[Data for review — start]

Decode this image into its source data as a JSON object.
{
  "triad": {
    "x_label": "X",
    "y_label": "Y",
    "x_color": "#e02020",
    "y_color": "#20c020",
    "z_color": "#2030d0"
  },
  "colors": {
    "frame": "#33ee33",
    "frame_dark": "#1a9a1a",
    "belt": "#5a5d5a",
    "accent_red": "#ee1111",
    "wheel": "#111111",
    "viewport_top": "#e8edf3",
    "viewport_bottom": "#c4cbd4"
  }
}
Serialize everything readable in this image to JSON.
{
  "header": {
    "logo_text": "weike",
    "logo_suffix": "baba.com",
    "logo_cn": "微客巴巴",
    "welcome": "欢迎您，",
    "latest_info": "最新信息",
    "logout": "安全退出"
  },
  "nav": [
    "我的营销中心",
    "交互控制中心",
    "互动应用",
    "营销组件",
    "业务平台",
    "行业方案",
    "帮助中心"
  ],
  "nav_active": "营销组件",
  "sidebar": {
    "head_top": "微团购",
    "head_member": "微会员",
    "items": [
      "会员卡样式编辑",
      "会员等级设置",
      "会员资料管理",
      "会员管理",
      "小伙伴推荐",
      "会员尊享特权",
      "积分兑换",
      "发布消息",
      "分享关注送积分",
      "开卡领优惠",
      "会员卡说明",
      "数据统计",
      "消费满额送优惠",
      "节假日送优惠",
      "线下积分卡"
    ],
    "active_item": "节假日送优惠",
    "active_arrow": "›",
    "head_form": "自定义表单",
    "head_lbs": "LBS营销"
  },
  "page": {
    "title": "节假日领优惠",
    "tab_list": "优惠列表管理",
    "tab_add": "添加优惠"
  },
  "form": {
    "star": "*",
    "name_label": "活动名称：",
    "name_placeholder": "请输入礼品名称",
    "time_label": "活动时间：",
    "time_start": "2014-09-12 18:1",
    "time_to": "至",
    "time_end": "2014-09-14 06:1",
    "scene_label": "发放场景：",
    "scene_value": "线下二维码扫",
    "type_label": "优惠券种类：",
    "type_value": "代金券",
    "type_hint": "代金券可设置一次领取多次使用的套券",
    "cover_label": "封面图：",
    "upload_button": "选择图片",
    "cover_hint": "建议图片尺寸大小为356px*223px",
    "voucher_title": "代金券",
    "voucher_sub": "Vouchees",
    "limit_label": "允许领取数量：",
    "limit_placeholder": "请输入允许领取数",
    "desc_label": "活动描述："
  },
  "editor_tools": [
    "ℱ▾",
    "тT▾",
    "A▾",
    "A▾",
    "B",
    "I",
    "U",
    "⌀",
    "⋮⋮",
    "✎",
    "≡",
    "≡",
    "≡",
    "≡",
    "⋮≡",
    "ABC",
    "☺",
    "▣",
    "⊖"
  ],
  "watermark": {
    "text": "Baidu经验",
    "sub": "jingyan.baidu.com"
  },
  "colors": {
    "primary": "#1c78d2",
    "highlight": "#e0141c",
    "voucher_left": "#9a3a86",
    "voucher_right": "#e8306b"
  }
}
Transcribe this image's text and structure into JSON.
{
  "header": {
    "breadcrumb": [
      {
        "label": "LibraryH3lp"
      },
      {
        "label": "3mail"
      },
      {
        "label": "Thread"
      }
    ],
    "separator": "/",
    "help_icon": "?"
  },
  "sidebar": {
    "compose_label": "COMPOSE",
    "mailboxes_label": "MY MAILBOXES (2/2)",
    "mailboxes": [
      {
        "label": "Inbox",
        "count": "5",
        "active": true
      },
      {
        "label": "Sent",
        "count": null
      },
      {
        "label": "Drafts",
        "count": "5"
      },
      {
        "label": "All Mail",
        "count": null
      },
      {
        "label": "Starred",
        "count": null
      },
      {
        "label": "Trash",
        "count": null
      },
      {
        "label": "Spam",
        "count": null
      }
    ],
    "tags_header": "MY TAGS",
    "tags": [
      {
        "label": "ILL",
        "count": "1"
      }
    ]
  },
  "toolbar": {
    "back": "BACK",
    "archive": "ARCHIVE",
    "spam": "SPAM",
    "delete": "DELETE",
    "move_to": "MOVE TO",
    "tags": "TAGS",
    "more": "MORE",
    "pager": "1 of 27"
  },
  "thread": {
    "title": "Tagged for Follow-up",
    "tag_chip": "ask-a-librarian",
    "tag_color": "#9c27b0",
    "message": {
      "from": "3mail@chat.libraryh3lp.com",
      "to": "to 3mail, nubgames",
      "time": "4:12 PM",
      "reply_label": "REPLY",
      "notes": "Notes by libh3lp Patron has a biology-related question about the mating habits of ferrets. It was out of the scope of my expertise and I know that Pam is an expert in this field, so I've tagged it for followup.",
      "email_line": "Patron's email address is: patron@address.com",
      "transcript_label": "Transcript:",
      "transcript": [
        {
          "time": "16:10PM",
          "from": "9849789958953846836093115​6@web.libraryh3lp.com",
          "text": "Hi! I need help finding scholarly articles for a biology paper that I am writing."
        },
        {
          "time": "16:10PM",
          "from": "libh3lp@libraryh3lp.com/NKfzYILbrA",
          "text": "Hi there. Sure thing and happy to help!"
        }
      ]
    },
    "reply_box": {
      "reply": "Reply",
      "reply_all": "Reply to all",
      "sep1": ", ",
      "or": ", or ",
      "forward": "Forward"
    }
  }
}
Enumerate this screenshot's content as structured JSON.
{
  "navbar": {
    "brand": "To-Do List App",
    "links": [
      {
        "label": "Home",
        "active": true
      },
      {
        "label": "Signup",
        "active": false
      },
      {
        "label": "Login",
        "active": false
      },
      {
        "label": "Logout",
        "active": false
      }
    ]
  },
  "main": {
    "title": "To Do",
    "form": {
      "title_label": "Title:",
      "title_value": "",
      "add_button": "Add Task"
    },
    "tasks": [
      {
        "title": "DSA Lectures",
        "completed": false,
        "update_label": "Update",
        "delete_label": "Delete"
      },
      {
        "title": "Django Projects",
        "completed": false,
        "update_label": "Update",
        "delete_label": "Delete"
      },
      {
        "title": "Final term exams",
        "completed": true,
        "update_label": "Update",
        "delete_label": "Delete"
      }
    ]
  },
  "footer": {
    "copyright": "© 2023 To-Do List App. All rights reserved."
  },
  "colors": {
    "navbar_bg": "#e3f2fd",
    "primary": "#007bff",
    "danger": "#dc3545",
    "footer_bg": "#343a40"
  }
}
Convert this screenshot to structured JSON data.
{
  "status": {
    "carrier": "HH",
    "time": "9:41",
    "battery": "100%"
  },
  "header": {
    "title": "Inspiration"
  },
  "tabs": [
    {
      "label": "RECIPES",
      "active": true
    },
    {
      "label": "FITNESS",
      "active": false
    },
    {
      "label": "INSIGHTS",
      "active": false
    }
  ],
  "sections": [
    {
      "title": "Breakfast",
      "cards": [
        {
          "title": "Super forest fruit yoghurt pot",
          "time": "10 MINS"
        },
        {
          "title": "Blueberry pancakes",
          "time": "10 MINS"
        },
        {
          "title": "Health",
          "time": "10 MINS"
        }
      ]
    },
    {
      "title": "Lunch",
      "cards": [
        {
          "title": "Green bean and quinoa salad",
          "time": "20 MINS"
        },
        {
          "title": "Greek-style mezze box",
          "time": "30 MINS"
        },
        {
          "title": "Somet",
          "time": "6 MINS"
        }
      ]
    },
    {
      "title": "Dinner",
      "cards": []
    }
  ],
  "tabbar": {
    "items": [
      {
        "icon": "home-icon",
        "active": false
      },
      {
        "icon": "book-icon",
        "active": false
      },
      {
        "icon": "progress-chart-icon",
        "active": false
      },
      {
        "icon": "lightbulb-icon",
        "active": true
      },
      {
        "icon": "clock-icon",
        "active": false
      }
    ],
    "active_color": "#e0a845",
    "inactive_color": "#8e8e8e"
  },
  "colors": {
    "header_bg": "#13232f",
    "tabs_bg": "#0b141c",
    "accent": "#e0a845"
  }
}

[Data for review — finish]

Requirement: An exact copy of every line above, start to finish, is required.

Answer section:
Decode this image into its source data as a JSON object.
{
  "triad": {
    "x_label": "X",
    "y_label": "Y",
    "x_color": "#e02020",
    "y_color": "#20c020",
    "z_color": "#2030d0"
  },
  "colors": {
    "frame": "#33ee33",
    "frame_dark": "#1a9a1a",
    "belt": "#5a5d5a",
    "accent_red": "#ee1111",
    "wheel": "#111111",
    "viewport_top": "#e8edf3",
    "viewport_bottom": "#c4cbd4"
  }
}
Serialize everything readable in this image to JSON.
{
  "header": {
    "logo_text": "weike",
    "logo_suffix": "baba.com",
    "logo_cn": "微客巴巴",
    "welcome": "欢迎您，",
    "latest_info": "最新信息",
    "logout": "安全退出"
  },
  "nav": [
    "我的营销中心",
    "交互控制中心",
    "互动应用",
    "营销组件",
    "业务平台",
    "行业方案",
    "帮助中心"
  ],
  "nav_active": "营销组件",
  "sidebar": {
    "head_top": "微团购",
    "head_member": "微会员",
    "items": [
      "会员卡样式编辑",
      "会员等级设置",
      "会员资料管理",
      "会员管理",
      "小伙伴推荐",
      "会员尊享特权",
      "积分兑换",
      "发布消息",
      "分享关注送积分",
      "开卡领优惠",
      "会员卡说明",
      "数据统计",
      "消费满额送优惠",
      "节假日送优惠",
      "线下积分卡"
    ],
    "active_item": "节假日送优惠",
    "active_arrow": "›",
    "head_form": "自定义表单",
    "head_lbs": "LBS营销"
  },
  "page": {
    "title": "节假日领优惠",
    "tab_list": "优惠列表管理",
    "tab_add": "添加优惠"
  },
  "form": {
    "star": "*",
    "name_label": "活动名称：",
    "name_placeholder": "请输入礼品名称",
    "time_label": "活动时间：",
    "time_start": "2014-09-12 18:1",
    "time_to": "至",
    "time_end": "2014-09-14 06:1",
    "scene_label": "发放场景：",
    "scene_value": "线下二维码扫",
    "type_label": "优惠券种类：",
    "type_value": "代金券",
    "type_hint": "代金券可设置一次领取多次使用的套券",
    "cover_label": "封面图：",
    "upload_button": "选择图片",
    "cover_hint": "建议图片尺寸大小为356px*223px",
    "voucher_title": "代金券",
    "voucher_sub": "Vouchees",
    "limit_label": "允许领取数量：",
    "limit_placeholder": "请输入允许领取数",
    "desc_label": "活动描述："
  },
  "editor_tools": [
    "ℱ▾",
    "тT▾",
    "A▾",
    "A▾",
    "B",
    "I",
    "U",
    "⌀",
    "⋮⋮",
    "✎",
    "≡",
    "≡",
    "≡",
    "≡",
    "⋮≡",
    "ABC",
    "☺",
    "▣",
    "⊖"
  ],
  "watermark": {
    "text": "Baidu经验",
    "sub": "jingyan.baidu.com"
  },
  "colors": {
    "primary": "#1c78d2",
    "highlight": "#e0141c",
    "voucher_left": "#9a3a86",
    "voucher_right": "#e8306b"
  }
}
Transcribe this image's text and structure into JSON.
{
  "header": {
    "breadcrumb": [
      {
        "label": "LibraryH3lp"
      },
      {
        "label": "3mail"
      },
      {
        "label": "Thread"
      }
    ],
    "separator": "/",
    "help_icon": "?"
  },
  "sidebar": {
    "compose_label": "COMPOSE",
    "mailboxes_label": "MY MAILBOXES (2/2)",
    "mailboxes": [
      {
        "label": "Inbox",
        "count": "5",
        "active": true
      },
      {
        "label": "Sent",
        "count": null
      },
      {
        "label": "Drafts",
        "count": "5"
      },
      {
        "label": "All Mail",
        "count": null
      },
      {
        "label": "Starred",
        "count": null
      },
      {
        "label": "Trash",
        "count": null
      },
      {
        "label": "Spam",
        "count": null
      }
    ],
    "tags_header": "MY TAGS",
    "tags": [
      {
        "label": "ILL",
        "count": "1"
      }
    ]
  },
  "toolbar": {
    "back": "BACK",
    "archive": "ARCHIVE",
    "spam": "SPAM",
    "delete": "DELETE",
    "move_to": "MOVE TO",
    "tags": "TAGS",
    "more": "MORE",
    "pager": "1 of 27"
  },
  "thread": {
    "title": "Tagged for Follow-up",
    "tag_chip": "ask-a-librarian",
    "tag_color": "#9c27b0",
    "message": {
      "from": "3mail@chat.libraryh3lp.com",
      "to": "to 3mail, nubgames",
      "time": "4:12 PM",
      "reply_label": "REPLY",
      "notes": "Notes by libh3lp Patron has a biology-related question about the mating habits of ferrets. It was out of the scope of my expertise and I know that Pam is an expert in this field, so I've tagged it for followup.",
      "email_line": "Patron's email address is: patron@address.com",
      "transcript_label": "Transcript:",
      "transcript": [
        {
          "time": "16:10PM",
          "from": "9849789958953846836093115​6@web.libraryh3lp.com",
          "text": "Hi! I need help finding scholarly articles for a biology paper that I am writing."
        },
        {
          "time": "16:10PM",
          "from": "libh3lp@libraryh3lp.com/NKfzYILbrA",
          "text": "Hi there. Sure thing and happy to help!"
        }
      ]
    },
    "reply_box": {
      "reply": "Reply",
      "reply_all": "Reply to all",
      "sep1": ", ",
      "or": ", or ",
      "forward": "Forward"
    }
  }
}
Enumerate this screenshot's content as structured JSON.
{
  "navbar": {
    "brand": "To-Do List App",
    "links": [
      {
        "label": "Home",
        "active": true
      },
      {
        "label": "Signup",
        "active": false
      },
      {
        "label": "Login",
        "active": false
      },
      {
        "label": "Logout",
        "active": false
      }
    ]
  },
  "main": {
    "title": "To Do",
    "form": {
      "title_label": "Title:",
      "title_value": "",
      "add_button": "Add Task"
    },
    "tasks": [
      {
        "title": "DSA Lectures",
        "completed": false,
        "update_label": "Update",
        "delete_label": "Delete"
      },
      {
        "title": "Django Projects",
        "completed": false,
        "update_label": "Update",
        "delete_label": "Delete"
      },
      {
        "title": "Final term exams",
        "completed": true,
        "update_label": "Update",
        "delete_label": "Delete"
      }
    ]
  },
  "footer": {
    "copyright": "© 2023 To-Do List App. All rights reserved."
  },
  "colors": {
    "navbar_bg": "#e3f2fd",
    "primary": "#007bff",
    "danger": "#dc3545",
    "footer_bg": "#343a40"
  }
}
Convert this screenshot to structured JSON data.
{
  "status": {
    "carrier": "HH",
    "time": "9:41",
    "battery": "100%"
  },
  "header": {
    "title": "Inspiration"
  },
  "tabs": [
    {
      "label": "RECIPES",
      "active": true
    },
    {
      "label": "FITNESS",
      "active": false
    },
    {
      "label": "INSIGHTS",
      "active": false
    }
  ],
  "sections": [
    {
      "title": "Breakfast",
      "cards": [
        {
          "title": "Super forest fruit yoghurt pot",
          "time": "10 MINS"
        },
        {
          "title": "Blueberry pancakes",
          "time": "10 MINS"
        },
        {
          "title": "Health",
          "time": "10 MINS"
        }
      ]
    },
    {
      "title": "Lunch",
      "cards": [
        {
          "title": "Green bean and quinoa salad",
          "time": "20 MINS"
        },
        {
          "title": "Greek-style mezze box",
          "time": "30 MINS"
        },
        {
          "title": "Somet",
          "time": "6 MINS"
        }
      ]
    },
    {
      "title": "Dinner",
      "cards": []
    }
  ],
  "tabbar": {
    "items": [
      {
        "icon": "home-icon",
        "active": false
      },
      {
        "icon": "book-icon",
        "active": false
      },
      {
        "icon": "progress-chart-icon",
        "active": false
      },
      {
        "icon": "lightbulb-icon",
        "active": true
      },
      {
        "icon": "clock-icon",
        "active": false
      }
    ],
    "active_color": "#e0a845",
    "inactive_color": "#8e8e8e"
  },
  "colors": {
    "header_bg": "#13232f",
    "tabs_bg": "#0b141c",
    "accent": "#e0a845"
  }
}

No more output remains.